• EXERCISE PROMPT
With all images left out, restate the records below exactly as written.

Excerpts from an interface dataset
----------

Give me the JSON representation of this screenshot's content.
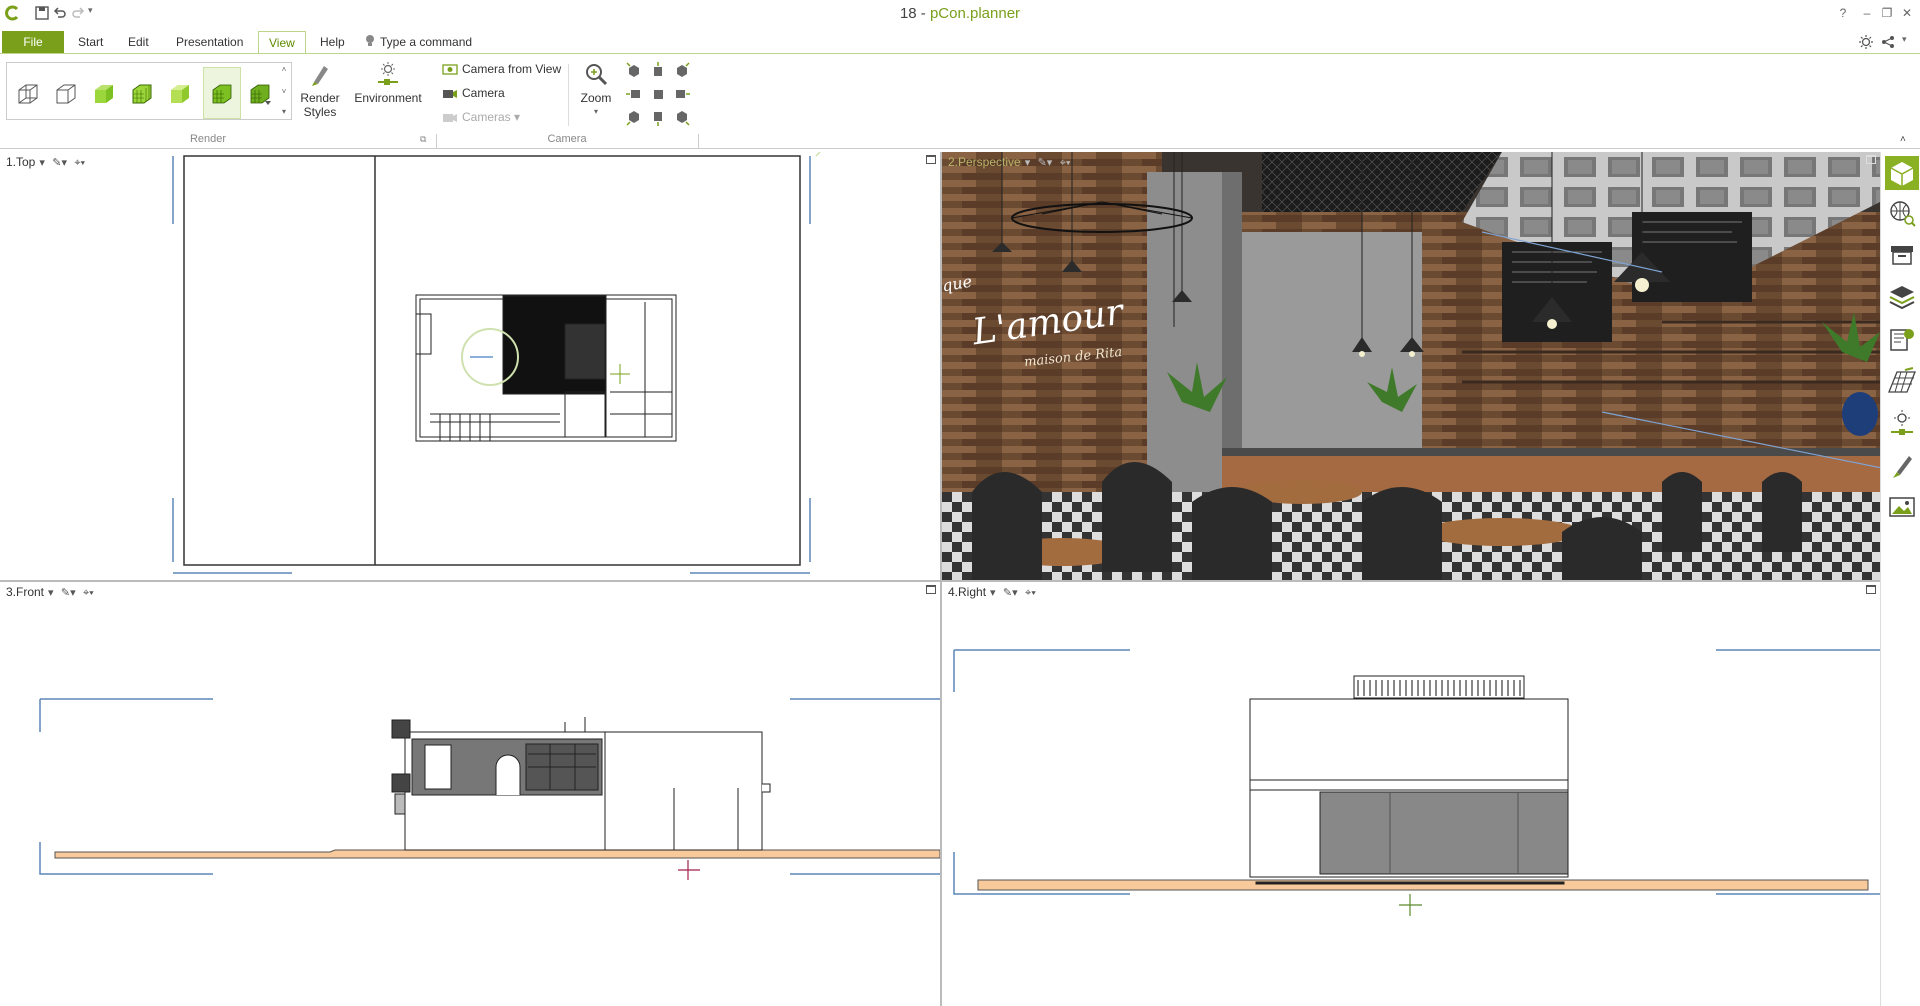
{
  "window": {
    "title_prefix": "18 - ",
    "title_brand": "pCon.planner",
    "controls": {
      "help": "?",
      "minimize": "–",
      "restore": "❐",
      "close": "✕"
    }
  },
  "menu": {
    "tabs": [
      {
        "label": "File"
      },
      {
        "label": "Start"
      },
      {
        "label": "Edit"
      },
      {
        "label": "Presentation"
      },
      {
        "label": "View",
        "active": true
      },
      {
        "label": "Help"
      }
    ],
    "command_placeholder": "Type a command"
  },
  "ribbon": {
    "render_styles_label_1": "Render",
    "render_styles_label_2": "Styles",
    "environment_label": "Environment",
    "camera_from_view_label": "Camera from View",
    "camera_label": "Camera",
    "cameras_label": "Cameras",
    "zoom_label": "Zoom",
    "group_render": "Render",
    "group_camera": "Camera"
  },
  "viewports": {
    "top": {
      "label": "1.Top"
    },
    "perspective": {
      "label": "2.Perspective",
      "sign_text_1": "L'amour",
      "sign_text_2": "maison de Rita",
      "sign_text_3": "que"
    },
    "front": {
      "label": "3.Front"
    },
    "right": {
      "label": "4.Right"
    }
  },
  "colors": {
    "accent": "#7aa01b",
    "bracket": "#5b86b8",
    "floor": "#f8c99a",
    "wood": "#8a5a3a"
  },
  "right_panel_icons": [
    "3d-box-icon",
    "globe-search-icon",
    "archive-icon",
    "layers-icon",
    "settings-panel-icon",
    "grid-perspective-icon",
    "light-icon",
    "pen-style-icon",
    "image-icon"
  ]
}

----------

• ANSWER SPACE
Give me the JSON representation of this screenshot's content.
{
  "window": {
    "title_prefix": "18 - ",
    "title_brand": "pCon.planner",
    "controls": {
      "help": "?",
      "minimize": "–",
      "restore": "❐",
      "close": "✕"
    }
  },
  "menu": {
    "tabs": [
      {
        "label": "File"
      },
      {
        "label": "Start"
      },
      {
        "label": "Edit"
      },
      {
        "label": "Presentation"
      },
      {
        "label": "View",
        "active": true
      },
      {
        "label": "Help"
      }
    ],
    "command_placeholder": "Type a command"
  },
  "ribbon": {
    "render_styles_label_1": "Render",
    "render_styles_label_2": "Styles",
    "environment_label": "Environment",
    "camera_from_view_label": "Camera from View",
    "camera_label": "Camera",
    "cameras_label": "Cameras",
    "zoom_label": "Zoom",
    "group_render": "Render",
    "group_camera": "Camera"
  },
  "viewports": {
    "top": {
      "label": "1.Top"
    },
    "perspective": {
      "label": "2.Perspective",
      "sign_text_1": "L'amour",
      "sign_text_2": "maison de Rita",
      "sign_text_3": "que"
    },
    "front": {
      "label": "3.Front"
    },
    "right": {
      "label": "4.Right"
    }
  },
  "colors": {
    "accent": "#7aa01b",
    "bracket": "#5b86b8",
    "floor": "#f8c99a",
    "wood": "#8a5a3a"
  },
  "right_panel_icons": [
    "3d-box-icon",
    "globe-search-icon",
    "archive-icon",
    "layers-icon",
    "settings-panel-icon",
    "grid-perspective-icon",
    "light-icon",
    "pen-style-icon",
    "image-icon"
  ]
}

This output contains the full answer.